Undescended testis is the most common birth anomaly in boys. This condition is present in about 1-4.5% of newborns, with a higher incidence in premature babies (30-45%). Unilateral undescended testis is four times more likely than bilateral. Data on this condition is scarce in Kenya, so the true prevalence of acquired undescended testicles is still unknown.

  • Process
  • Impact on patient's life
  • Risks and side-effects
  • Accessibility
  • Alternatives

What does the treatment process look like?

After surgery, the patient will stay in the hospital for an average of three days. The patient is continually monitored.

What is the impact of this treatment on the patient’s life?

Treatment will reduce the risk of infertility, inguinal hernia, and testicular cancer.

What potential side effects or risks come with this treatment?

This condition is very treatable, and the procedure is low-risk.

How accessible is treatment in the area? What is the typical journey like for a patient to receive care?

There are few quality care centers in the region. Hospitals lack adequate resources and expertise to treat this condition.

What are the alternatives to this treatment?

An alternative to surgery is to use synthetic hormones that encourage the testicle to move into the scrotum. Hormone therapy is only recommended if the child’s testicle(s) are close to the scrotum. However, hormone therapy is not commonly available in Kenya.

Meet another patient you can support

100% of your donation funds life-changing surgery.

Aung

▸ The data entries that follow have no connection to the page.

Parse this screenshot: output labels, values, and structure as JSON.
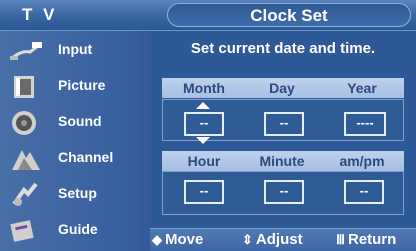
{
  "header": {
    "mode": "T V",
    "title": "Clock Set"
  },
  "sidebar": {
    "items": [
      {
        "label": "Input"
      },
      {
        "label": "Picture"
      },
      {
        "label": "Sound"
      },
      {
        "label": "Channel"
      },
      {
        "label": "Setup"
      },
      {
        "label": "Guide"
      }
    ]
  },
  "panel": {
    "instruction": "Set current date and time.",
    "date": {
      "headers": [
        "Month",
        "Day",
        "Year"
      ],
      "values": [
        "--",
        "--",
        "----"
      ]
    },
    "time": {
      "headers": [
        "Hour",
        "Minute",
        "am/pm"
      ],
      "values": [
        "--",
        "--",
        "--"
      ]
    }
  },
  "footer": {
    "move": {
      "icon": "◆",
      "label": "Move"
    },
    "adjust": {
      "icon": "⇕",
      "label": "Adjust"
    },
    "return": {
      "icon": "Ⅲ",
      "label": "Return"
    }
  }
}
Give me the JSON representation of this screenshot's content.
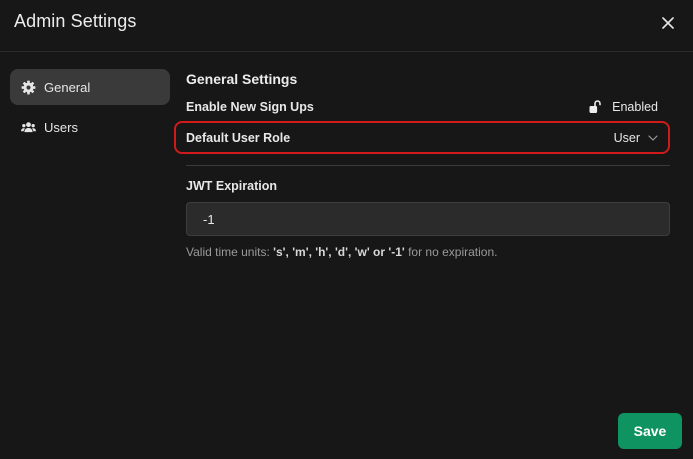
{
  "dialog": {
    "title": "Admin Settings",
    "close_icon": "close-icon"
  },
  "sidebar": {
    "items": [
      {
        "label": "General",
        "icon": "gear-icon",
        "active": true
      },
      {
        "label": "Users",
        "icon": "users-icon",
        "active": false
      }
    ]
  },
  "general": {
    "section_title": "General Settings",
    "signups": {
      "label": "Enable New Sign Ups",
      "value": "Enabled",
      "icon": "unlock-icon"
    },
    "default_role": {
      "label": "Default User Role",
      "value": "User",
      "icon": "chevron-down-icon"
    },
    "jwt": {
      "label": "JWT Expiration",
      "value": "-1",
      "hint_prefix": "Valid time units: ",
      "hint_units": "'s', 'm', 'h', 'd', 'w' or '-1'",
      "hint_suffix": " for no expiration."
    }
  },
  "footer": {
    "save_label": "Save"
  },
  "colors": {
    "background": "#171717",
    "active_nav": "#3a3a3a",
    "highlight_border": "#d11a1a",
    "save_button": "#0f9461"
  }
}
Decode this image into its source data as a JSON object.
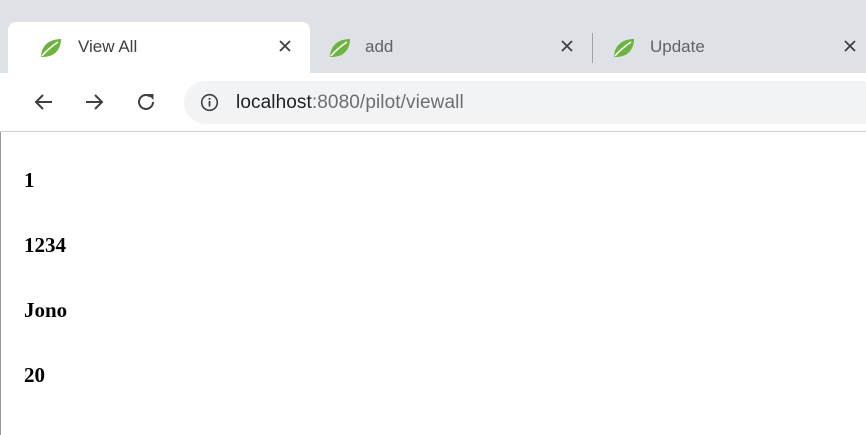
{
  "tabs": [
    {
      "title": "View All",
      "active": true
    },
    {
      "title": "add",
      "active": false
    },
    {
      "title": "Update",
      "active": false
    }
  ],
  "address_bar": {
    "host": "localhost",
    "rest": ":8080/pilot/viewall"
  },
  "page": {
    "values": [
      "1",
      "1234",
      "Jono",
      "20"
    ]
  },
  "colors": {
    "tabstrip_bg": "#dee1e6",
    "omnibox_bg": "#f1f3f4",
    "favicon_leaf": "#6db33f"
  },
  "icons": {
    "favicon": "spring-leaf-icon",
    "close": "close-icon",
    "back": "arrow-left-icon",
    "forward": "arrow-right-icon",
    "reload": "reload-icon",
    "info": "info-icon"
  }
}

Aung is a 15-year-old novice monk from Burma. He stays in the monastery in his village of Hpa-An. His parents own a piece of land where his father and oldest brother grow vegetables and fruits to sell. His family also grows vegetables for their own consumption. Two months ago, Aung developed headaches, and his head increased in size, especially the right side of his head. At that time, his father bought medication from the pharmacy to reduce his headaches. He took it for two days but did not feel better. Later on, his father took him to Hpa-An Hospital where he received a blood test and an x-ray. The doctor told his father to take him to Yangon but his father instead brought him to Mae Tao Clinic (MTC) in Mae Sot, Thailand. On February 25th, Aung arrived at MTC and he was referred to Watsi Medical Partner's Mae Sot Hospital the next day. At MSH, the doctor has recommended a CT scan and also told Aung's father that Aung needs to replace the shunt he received in his head in 2016 that has helped treat his hydrocephalus condition; unfortunately, the shunt is now blocked. The family is hopeful that Watsi supporters may be able to support a shunt procedure as well. Currently, Aung suffers from headaches and the area where he had the shunt inserted into his head is slowly increasing in size. The area of his head that has increased in size is sensitive and he is not able to sleep on his right side. Doctors want Aung to undergo a CT scan, a procedure in which x-ray images taken from several angles are combined to produce cross-sectional images of the body. This scan will hopefully help doctors further diagnose his condition and formulate an appropriate treatment plan. Our medical partner, Burma Children Medical Fund, is requesting $414 to cover the cost of Aung's CT scan and care, scheduled for February 27th. Aung said, "When I lie down and sleep, I can sleep only on one side because the growth hurts if I lay on it." He is hoping to feel better with treatment.

0% funded

0%funded
$0raised
$414to go

Meet another patient you can support

100% of your donation funds life-changing surgery.